But for David Dudeck, that kind of effort marked a bare minimum. The recent Hun School graduate typically arrived at school each morning around 6 a.m. to do speed and explosiveness drills with Hun trainers. He also fit in weight training sessions and worked on pass patterns during free periods in the fall.

Dudeck’s combination of athleticism and work ethic helped him produce one of the more impressive two-sport careers in recent Hun history.

On the baseball diamond, Dudeck was an All-Prep A centerfielder who led the Raiders to Mid-Atlantic Prep League (MAPL) and Prep A titles. In football, the 6’0, 195-pound Dudeck starred at quarterback as a junior in 2010. As a senior this past fall, he moved to receiver and used his 4.47 speed in the 40-yard dash to make 50 catches for 1,003 yards and 10 touchdowns as he earned New Jersey Prep Player of the Year honors and helped Hun go 7-1.

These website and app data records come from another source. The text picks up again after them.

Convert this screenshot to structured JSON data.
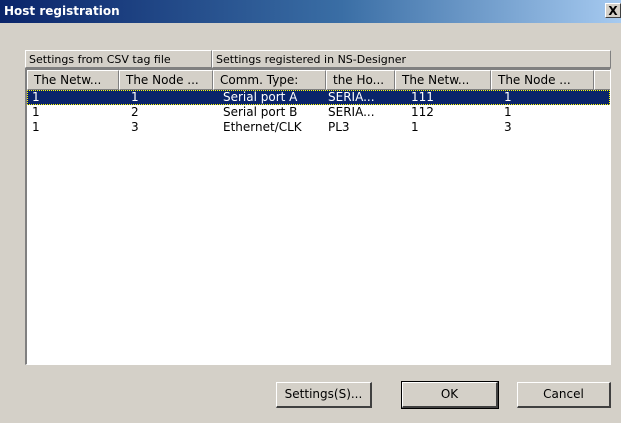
{
  "window": {
    "title": "Host registration",
    "close_label": "X"
  },
  "groups": {
    "csv": "Settings from CSV tag file",
    "ns": "Settings registered in NS-Designer"
  },
  "columns": [
    "The Netw...",
    "The Node ...",
    "Comm. Type:",
    "the Ho...",
    "The Netw...",
    "The Node ..."
  ],
  "rows": [
    [
      "1",
      "1",
      "Serial port A",
      "SERIA...",
      "111",
      "1"
    ],
    [
      "1",
      "2",
      "Serial port B",
      "SERIA...",
      "112",
      "1"
    ],
    [
      "1",
      "3",
      "Ethernet/CLK",
      "PL3",
      "1",
      "3"
    ]
  ],
  "selected_row": 0,
  "buttons": {
    "settings": "Settings(S)...",
    "ok": "OK",
    "cancel": "Cancel"
  }
}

Dudeck’s two-sport prowess caught the eye of a slew of college baseball and football programs. With his heart set on experiencing big-time college football, Dudeck decided to accept a scholarship from Boston College (BC) and join its football program.

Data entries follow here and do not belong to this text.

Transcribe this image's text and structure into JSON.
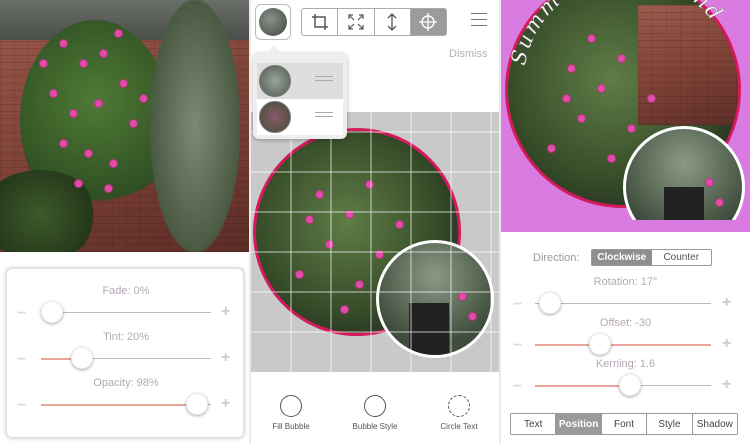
{
  "panel1": {
    "sliders": [
      {
        "label": "Fade: 0%",
        "value": 0
      },
      {
        "label": "Tint: 20%",
        "value": 0.2
      },
      {
        "label": "Opacity: 98%",
        "value": 0.98
      }
    ]
  },
  "panel2": {
    "toolbar": {
      "buttons": [
        "crop-icon",
        "expand-icon",
        "vertical-resize-icon",
        "crosshair-icon"
      ],
      "active_index": 3
    },
    "dismiss_label": "Dismiss",
    "bottom_tools": [
      {
        "icon": "fill-bubble-icon",
        "label": "Fill Bubble"
      },
      {
        "icon": "bubble-style-icon",
        "label": "Bubble Style"
      },
      {
        "icon": "circle-text-icon",
        "label": "Circle Text"
      }
    ]
  },
  "panel3": {
    "circle_text": "Summer in Oakland",
    "direction_label": "Direction:",
    "direction_options": [
      "Clockwise",
      "Counter"
    ],
    "direction_selected": "Clockwise",
    "sliders": [
      {
        "label": "Rotation: 17°",
        "value": 0.1
      },
      {
        "label": "Offset: -30",
        "value": 0.37
      },
      {
        "label": "Kerning: 1.6",
        "value": 0.53
      }
    ],
    "tabs": [
      "Text",
      "Position",
      "Font",
      "Style",
      "Shadow"
    ],
    "active_tab": "Position"
  },
  "colors": {
    "accent_pink": "#d41a5a",
    "photo_bg_purple": "#d97be0",
    "slider_fill": "#e9a39a"
  }
}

Last week, Dudeck started preseason camp with BC, playing at strong safety as he looks to make an immediate impact for the Eagles.

It was Dudeck’s performance at BC’s one-day camp in June, 2011 that got him on the radar of the Eagle coaches. The camp started at 7:30 a.m. on a Monday and the night before, Dudeck was at a summer baseball tournament that didn’t end until 11:45 p.m. After the tournament, Dudeck drove straight to Boston arriving at 5 a.m. in the morning. He had just enough time to take a two-hour nap before the camp started.

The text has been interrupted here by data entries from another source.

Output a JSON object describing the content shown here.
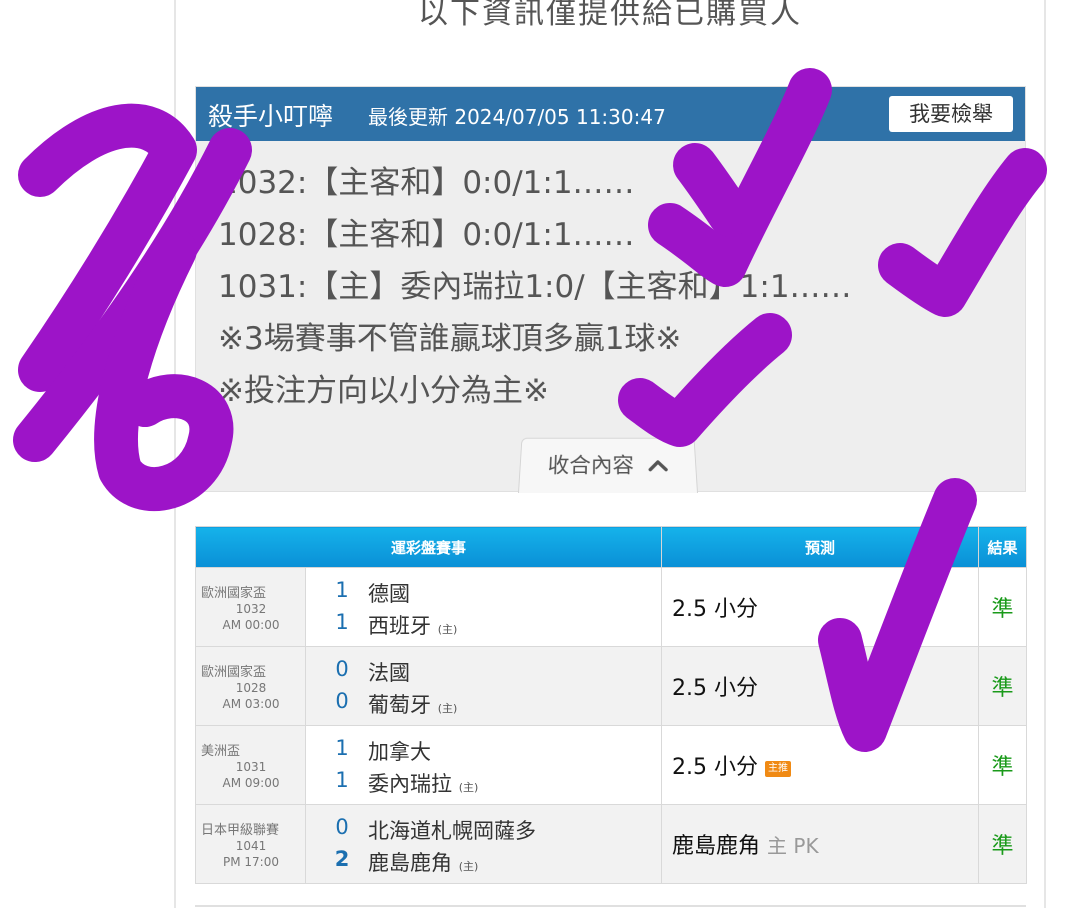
{
  "notice": "以下資訊僅提供給已購買人",
  "article": {
    "author": "殺手小叮嚀",
    "updated": "最後更新 2024/07/05 11:30:47",
    "report_label": "我要檢舉",
    "lines": [
      "1032:【主客和】0:0/1:1……",
      "1028:【主客和】0:0/1:1……",
      "1031:【主】委內瑞拉1:0/【主客和】1:1……",
      "※3場賽事不管誰贏球頂多贏1球※",
      "※投注方向以小分為主※"
    ],
    "collapse_label": "收合內容",
    "collapse_icon": "chevron-up-icon"
  },
  "table": {
    "headers": [
      "運彩盤賽事",
      "預測",
      "結果"
    ],
    "home_mark": "(主)",
    "rows": [
      {
        "league": "歐洲國家盃",
        "game_no": "1032",
        "time": "AM 00:00",
        "away": "德國",
        "away_score": "1",
        "home": "西班牙",
        "home_score": "1",
        "prediction": "2.5 小分",
        "extra": "",
        "tag": "",
        "result": "準"
      },
      {
        "league": "歐洲國家盃",
        "game_no": "1028",
        "time": "AM 03:00",
        "away": "法國",
        "away_score": "0",
        "home": "葡萄牙",
        "home_score": "0",
        "prediction": "2.5 小分",
        "extra": "",
        "tag": "",
        "result": "準"
      },
      {
        "league": "美洲盃",
        "game_no": "1031",
        "time": "AM 09:00",
        "away": "加拿大",
        "away_score": "1",
        "home": "委內瑞拉",
        "home_score": "1",
        "prediction": "2.5 小分",
        "extra": "",
        "tag": "主推",
        "result": "準"
      },
      {
        "league": "日本甲級聯賽",
        "game_no": "1041",
        "time": "PM 17:00",
        "away": "北海道札幌岡薩多",
        "away_score": "0",
        "home": "鹿島鹿角",
        "home_score": "2",
        "prediction": "鹿島鹿角",
        "extra": "主 PK",
        "tag": "",
        "result": "準"
      }
    ]
  },
  "colors": {
    "header_blue": "#2f72a8",
    "table_header": "#0a8fd6",
    "score_blue": "#1b6fb0",
    "result_green": "#1a9a1a",
    "ink_purple": "#9d14c8"
  },
  "annotation": {
    "handwritten": "4/6"
  }
}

Overcoming fatigue, Dudeck produced an outstanding camp and was able to impress the BC coaches enough to prompt communication throughout the 2011 football season.

“Boston College has always been a dream school for me, so I knew that If I ever wanted a chance I had to go there and perform for them live,” said Dudeck, reflecting on the one-day camp.

“I was like, this is a chance of a lifetime and I’m not going to let anything get in my way.”

Last February that dream came true for Dudeck as he signed a letter of intent with BC, choosing the school over Yale and Navy, his other top choices.

Once the recruiting process ended, the coaching staff’s main concern turns to getting their incoming freshmen prepared for the upcoming season. “Now you’re a BC Eagle, and they want you in the best possible shape for when you come in to camp,” said Dudeck.

As part of that effort, Dudeck moved on to campus June 24 with 15 other members from the class of 2016. As soon as the freshmen arrived, the rookies hit the ground running with workouts and classes.

“Now that you are here, they (coaches) are checking up on you everyday to make sure you are going to class, getting your homework done, and getting your workouts in,” said Dudeck.

Mirroring his Hun routine, Dudeck had a jam-packed schedule in the build-up to preseason camp. He woke up at 5:15 a.m. for morning workouts followed by classes from 8:30 a.m. to 11:30 a.m.  He would then grab a quick lunch before heading to 7-on-7 practices from 12:45 p.m. to 2:30 p.m. Then it was back to the books for tutoring and study hall from 4 to 6 p.m. The day ended with a night class from 6:15 p.m. to 9:15 p.m.

Despite being on the go all day, Dudeck has been able to develop bonds with his freshmen teammates.

“One thing I was happy about was how fast we all became so close,” said Dudeck. “Now we all do everything together.”

In Dudeck’s view, getting to campus in June had a variety of benefits. “Coming here early, getting to be a part of the team, knowing the guys, learning the system, getting adjusted to classes, and just adjusting to life away from family is huge,” said Dudeck. “I definitely miss my family but I talk to everyone at least once a day.”

As he accomplishes his goal of joining a big-time college football program, Dudeck plans to continue his habit of making the most of everyday.

“My mindset going in is that Boston College is an incredible football program so everything that God has blessed me with I want to take there,” asserted Dudeck.

“I want to be a leader there. I want to motivate and push my teammates so that we can bring home a national championship. Those are my goals.”